We were also invited to present our work (Bell et al., 2018) at the regional nursing research consortium. One year earlier at that consortium, the chief nursing officer had expressed the need for nurses at her hospital to gain experience with evidence-based practice. This research consortium is composed of nurse administrators, researchers, and academic partners from medical centers where we had done our clinical rotations and had been involved in regional nursing programs. We were gratified that these nursing leaders, as well as the dean of our USI College of Nursing, had embraced our project as an example of the consortium’s impact on nursing practice.
The EBP project and the resulting Rising Star recognition (Hardison, Goldstein, Kiboi, & Bell, 2017) also enhanced our résumés and job applications. We provided a list of publications and presentations that had come about as a result of the project to potential employers, and it became a central discussion point during our job interviews. They were very interested in the Protection of Human Subjects training we had received and observed that most new graduates do not have that certification. They asked for more information about the project’s outcomes and asked how the nurses who received the EBP education had responded. The experience truly helped set us apart from other new graduates applying for employment and gave us an opportunity to convey our knowledge of nursing research and EBP processes.
Our success as nursing students and the leadership development we gained through our project and Rising Star recognition enabled all of us to get our dream jobs. Anne is now a staff nurse on a surgical ICU unit. Lucy is working on a hospital burn unit. Rachel is employed on a renal diabetes unit. And Kim is a staff nurse on a pediatric ICU. During our leadership development journey, we became committed—even as new RNs—to promoting nursing research and EBP in our nursing careers.
When we were inducted as members of Sigma Theta Tau International Honor Society of Nursing (Sigma), we pledged to uphold nursing excellence, knowledge, service, and leadership. As Rising Stars, we had the opportunity to get a head start on that commitment. RNL
Kimberly A. Bell, BSN, RN, Lucinda N. Hardison, BSN, RN, Anne W. Kiboi, BSN, RN, and Rachel R. Smith, BSN, RN, graduated in 2018 from the University of Southern Indiana College of Nursing and Health Professions in Evansville, Indiana, USA. Today, all are employed at Indiana hospitals in Evansville and Indianapolis.
Bell, K., Hardison, L., Kiboi, A., Goldstein, R., Heckman, A., Mehringer, S., …Voyles, G. (2018, April). A collaborative approach to educating evidence based practice among BSN students and rural hospital nurses. Paper presented at University of Southern Indiana Endeavor Symposium, Evansville, IN.
Hardison, L., Goldstein, R., Kiboi, A., & Bell, K. (2017, November). Our experience as Rising Stars. Paper presented at Omicron Psi Chapter Fall Program, Sigma Theta Tau International Honor Society of Nursing, Evansville, IN.
Kiboi, A., Bell, K., Goldstein, R., Hardison, L., Heckman, A., Parsons, A., … Spiller, J. (2017, October). A collaborative approach to educating evidence based practice among BSN students and rural hospital nurses.
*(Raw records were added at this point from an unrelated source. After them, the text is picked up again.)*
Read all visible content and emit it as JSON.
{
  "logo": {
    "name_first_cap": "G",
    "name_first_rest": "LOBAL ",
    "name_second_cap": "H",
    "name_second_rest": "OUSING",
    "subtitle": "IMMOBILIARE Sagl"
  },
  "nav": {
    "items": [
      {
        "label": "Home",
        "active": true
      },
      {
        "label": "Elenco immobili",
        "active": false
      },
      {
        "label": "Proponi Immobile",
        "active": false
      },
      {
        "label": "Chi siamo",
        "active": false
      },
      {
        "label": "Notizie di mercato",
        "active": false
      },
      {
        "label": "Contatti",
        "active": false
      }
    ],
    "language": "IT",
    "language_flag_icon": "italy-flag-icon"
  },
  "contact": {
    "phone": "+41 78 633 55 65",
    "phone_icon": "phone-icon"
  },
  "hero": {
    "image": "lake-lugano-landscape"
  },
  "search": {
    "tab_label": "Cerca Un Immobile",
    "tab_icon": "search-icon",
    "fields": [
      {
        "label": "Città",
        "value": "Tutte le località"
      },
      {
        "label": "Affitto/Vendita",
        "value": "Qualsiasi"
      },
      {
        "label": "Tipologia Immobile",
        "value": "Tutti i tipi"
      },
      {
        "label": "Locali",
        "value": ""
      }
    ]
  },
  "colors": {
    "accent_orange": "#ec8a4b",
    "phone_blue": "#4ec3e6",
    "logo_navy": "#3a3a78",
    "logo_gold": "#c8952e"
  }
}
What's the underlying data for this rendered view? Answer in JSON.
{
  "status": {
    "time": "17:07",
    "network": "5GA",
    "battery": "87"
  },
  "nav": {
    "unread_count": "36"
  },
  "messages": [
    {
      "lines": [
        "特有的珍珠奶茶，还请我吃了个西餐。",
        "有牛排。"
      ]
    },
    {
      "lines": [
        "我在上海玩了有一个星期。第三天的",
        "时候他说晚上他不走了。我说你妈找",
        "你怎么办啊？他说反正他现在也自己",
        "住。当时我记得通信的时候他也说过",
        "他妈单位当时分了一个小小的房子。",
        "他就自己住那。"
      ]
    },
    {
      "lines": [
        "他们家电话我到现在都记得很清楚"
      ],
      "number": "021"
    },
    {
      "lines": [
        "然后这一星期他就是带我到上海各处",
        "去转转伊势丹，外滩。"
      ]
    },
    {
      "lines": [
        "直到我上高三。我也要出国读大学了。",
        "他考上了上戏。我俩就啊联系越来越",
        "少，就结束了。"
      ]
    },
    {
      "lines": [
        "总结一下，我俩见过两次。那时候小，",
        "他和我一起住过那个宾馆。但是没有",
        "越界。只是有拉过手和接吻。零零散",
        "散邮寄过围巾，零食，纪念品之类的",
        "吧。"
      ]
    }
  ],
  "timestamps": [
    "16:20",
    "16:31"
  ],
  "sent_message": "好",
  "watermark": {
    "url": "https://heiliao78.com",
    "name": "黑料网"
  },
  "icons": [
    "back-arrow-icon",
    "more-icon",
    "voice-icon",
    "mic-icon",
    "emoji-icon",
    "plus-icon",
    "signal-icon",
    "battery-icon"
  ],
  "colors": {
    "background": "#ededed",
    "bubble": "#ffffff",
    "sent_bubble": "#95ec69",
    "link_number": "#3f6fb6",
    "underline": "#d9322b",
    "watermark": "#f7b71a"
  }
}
Paper presented at University of Southern Indiana Nursing and Health Professions Educator Conference, Evansville, IN.